[RAW DATA — start]

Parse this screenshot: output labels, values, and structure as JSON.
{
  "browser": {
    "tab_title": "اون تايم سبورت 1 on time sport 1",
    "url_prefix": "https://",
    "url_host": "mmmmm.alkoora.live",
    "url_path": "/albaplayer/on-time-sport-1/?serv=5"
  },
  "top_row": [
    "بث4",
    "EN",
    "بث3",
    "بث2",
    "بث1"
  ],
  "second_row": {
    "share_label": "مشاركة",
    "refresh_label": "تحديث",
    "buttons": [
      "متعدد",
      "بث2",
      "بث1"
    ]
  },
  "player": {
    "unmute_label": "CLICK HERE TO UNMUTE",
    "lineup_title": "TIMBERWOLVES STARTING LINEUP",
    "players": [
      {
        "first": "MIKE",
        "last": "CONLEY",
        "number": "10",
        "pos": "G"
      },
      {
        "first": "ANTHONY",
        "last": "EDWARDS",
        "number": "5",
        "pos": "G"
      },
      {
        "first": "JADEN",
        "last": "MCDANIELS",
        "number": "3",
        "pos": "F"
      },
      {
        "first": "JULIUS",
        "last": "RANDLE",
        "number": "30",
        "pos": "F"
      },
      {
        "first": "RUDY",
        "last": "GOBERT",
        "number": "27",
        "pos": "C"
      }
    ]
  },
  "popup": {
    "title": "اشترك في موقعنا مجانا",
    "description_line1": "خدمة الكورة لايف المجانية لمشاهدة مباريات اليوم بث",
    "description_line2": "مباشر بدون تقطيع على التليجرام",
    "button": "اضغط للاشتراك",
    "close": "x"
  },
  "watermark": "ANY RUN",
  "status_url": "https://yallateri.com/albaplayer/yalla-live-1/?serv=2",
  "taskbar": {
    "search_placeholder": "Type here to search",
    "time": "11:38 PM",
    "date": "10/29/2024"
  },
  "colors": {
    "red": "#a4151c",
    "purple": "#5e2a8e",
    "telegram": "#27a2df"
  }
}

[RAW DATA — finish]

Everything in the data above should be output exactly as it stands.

Parse this screenshot: output labels, values, and structure as JSON.
{
  "browser": {
    "tab_title": "اون تايم سبورت 1 on time sport 1",
    "url_prefix": "https://",
    "url_host": "mmmmm.alkoora.live",
    "url_path": "/albaplayer/on-time-sport-1/?serv=5"
  },
  "top_row": [
    "بث4",
    "EN",
    "بث3",
    "بث2",
    "بث1"
  ],
  "second_row": {
    "share_label": "مشاركة",
    "refresh_label": "تحديث",
    "buttons": [
      "متعدد",
      "بث2",
      "بث1"
    ]
  },
  "player": {
    "unmute_label": "CLICK HERE TO UNMUTE",
    "lineup_title": "TIMBERWOLVES STARTING LINEUP",
    "players": [
      {
        "first": "MIKE",
        "last": "CONLEY",
        "number": "10",
        "pos": "G"
      },
      {
        "first": "ANTHONY",
        "last": "EDWARDS",
        "number": "5",
        "pos": "G"
      },
      {
        "first": "JADEN",
        "last": "MCDANIELS",
        "number": "3",
        "pos": "F"
      },
      {
        "first": "JULIUS",
        "last": "RANDLE",
        "number": "30",
        "pos": "F"
      },
      {
        "first": "RUDY",
        "last": "GOBERT",
        "number": "27",
        "pos": "C"
      }
    ]
  },
  "popup": {
    "title": "اشترك في موقعنا مجانا",
    "description_line1": "خدمة الكورة لايف المجانية لمشاهدة مباريات اليوم بث",
    "description_line2": "مباشر بدون تقطيع على التليجرام",
    "button": "اضغط للاشتراك",
    "close": "x"
  },
  "watermark": "ANY RUN",
  "status_url": "https://yallateri.com/albaplayer/yalla-live-1/?serv=2",
  "taskbar": {
    "search_placeholder": "Type here to search",
    "time": "11:38 PM",
    "date": "10/29/2024"
  },
  "colors": {
    "red": "#a4151c",
    "purple": "#5e2a8e",
    "telegram": "#27a2df"
  }
}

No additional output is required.